How many gigabytes of data do you think was created, captured, copied, and consumed in 2020?
Think about the data created and consumed in your organisation, then add all the data from video, phones, security cameras, IoT devices, and thousands of sources worldwide.
We're now in the Zettabyte Era, with 2020 data estimated at 59 zettabytes. That's 59 trillion gigabytes in one year!
Volume isn't the only issue, data velocity (how fast new data is created) is accelerating and data variety (the types and sources of data) has never been greater.
Regardless, the expectation remains that this data can be ingested, processed, stored, analysed, and provide value.
Effective and scalable data management is critical to satisfy the demand for business insights into data and to meet the rise of machine learning and AI.
FAIR provides principles to deal with the increasing data volume, data complexity, and velocity of data creation.
FAIR data and the underlying standards, tools and practices should be a key part of your data management strategy.
Data is described with rich, semantic metadata so it is findable by humans and computers.
Data and metadata are assigned globally unique and persistent identifiers (PIDs).
Data and metadata is indexed in a searchable Data Catalogue, ideally DCAT-compliant.
Metadata includes the identifier of the data they describe.
Data and metadata can be retrieved by their PID using standard
data protocols (e.g http).
Data and metadata can be retrieved using open communication protocols, i.e. without proprietary tools.
Data access has authentication and authorisation applied where necessary.
Metadata should be accessible even when the data is not, or no longer, available.
Data is provided in commonly understood formats, preferably open formats.
Metadata is defined in controlled vocabularies using knowledge representation, e.g. RDF, OWL, SKOS.
Metadata includes qualified references to other metadata.
Metadata controlled vocabularies follow FAIR principles.
Metadata has rich, detailed attributes so a user
(human or machine) can decide if the data is useful.
Data has a clear and accessible data usage licence (legal interoperability).
Data provenance is recorded, e.g. the origin of the data, any processing, any recompilation.

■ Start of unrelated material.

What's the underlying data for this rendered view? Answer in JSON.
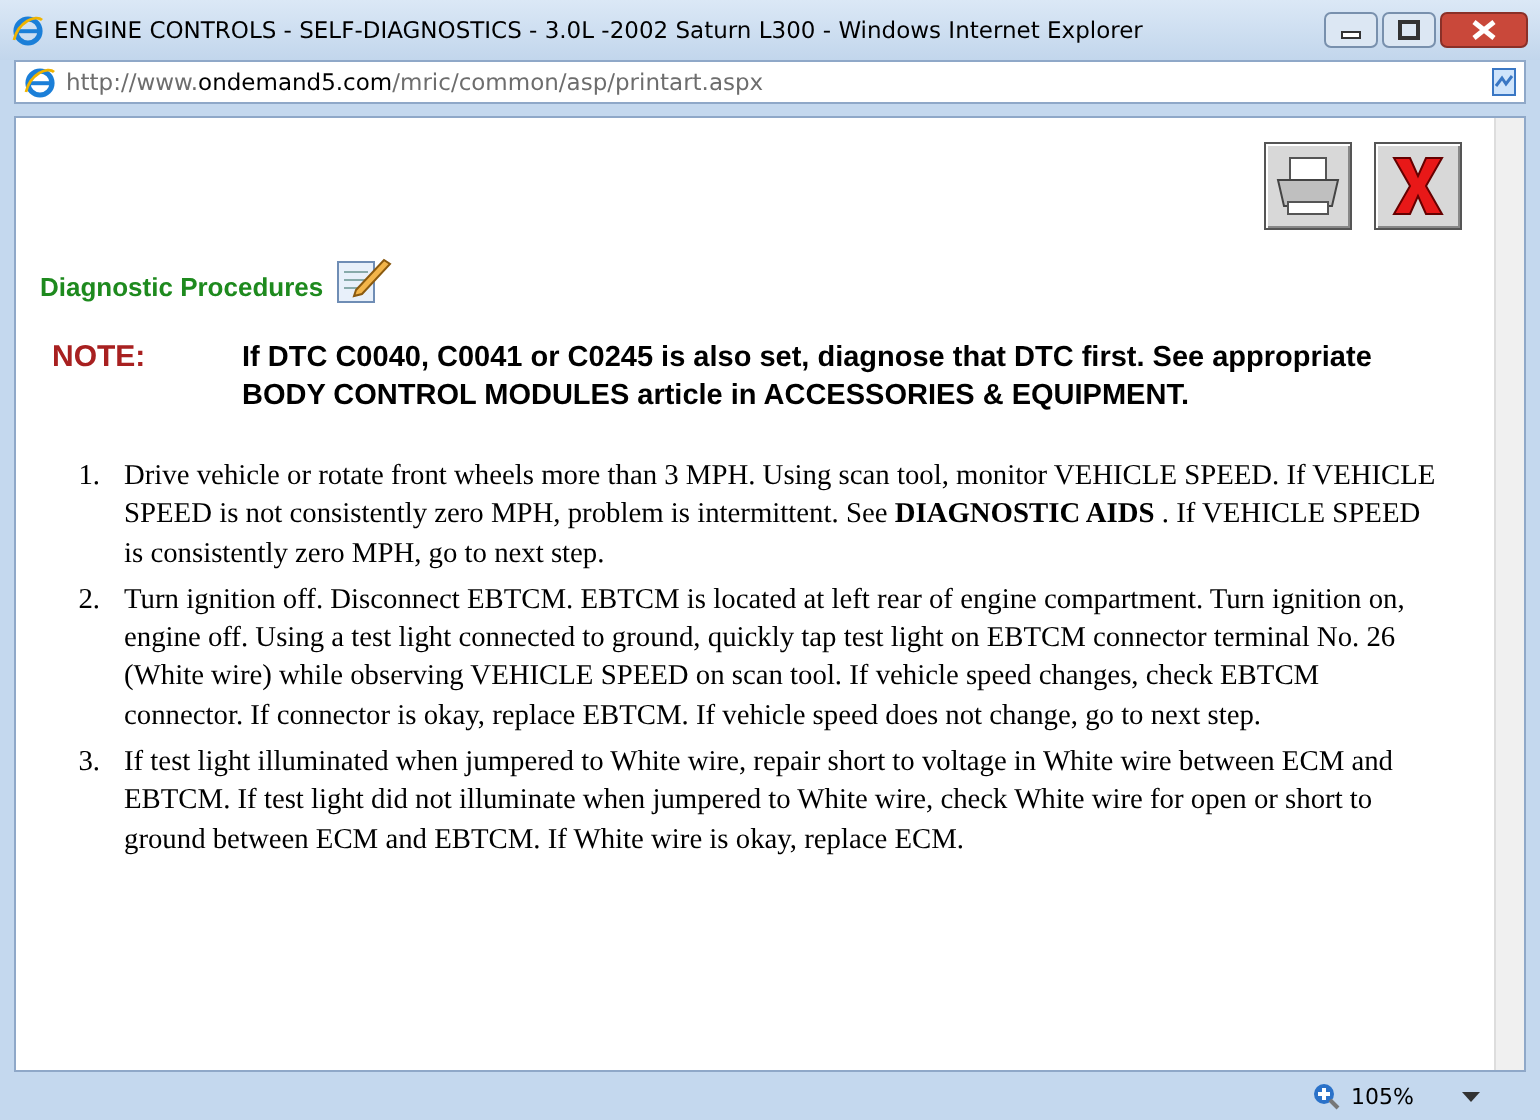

Metadata meets domain-relevant industry or community standards.
Do a FAIR self-assessment. This will give you a
maturity rating and identify areas to improve.
Use the free tool at https://crosslateral.com.au/fair-tool.html
Step 2: Take an ontological approach to your data, creating semantic metadata and taxonomies. Using ontologies will dramatically lift data literacy in your organisation.
Step 3: Start to apply data standards and practices such as Data Catalog Vocabulary (DCAT), RDF, OWL, SKOS, and Linked Data.
Step 4: Architect your data platform to take advantage of a DCAT-compliant Data Catalogue (such as ours), use SKOS-based vocabularies for master data management (such as ours), and use Graph databases for Linked Data (we do this).
If you need help to make your data FAIR, please contact us at email@example.com.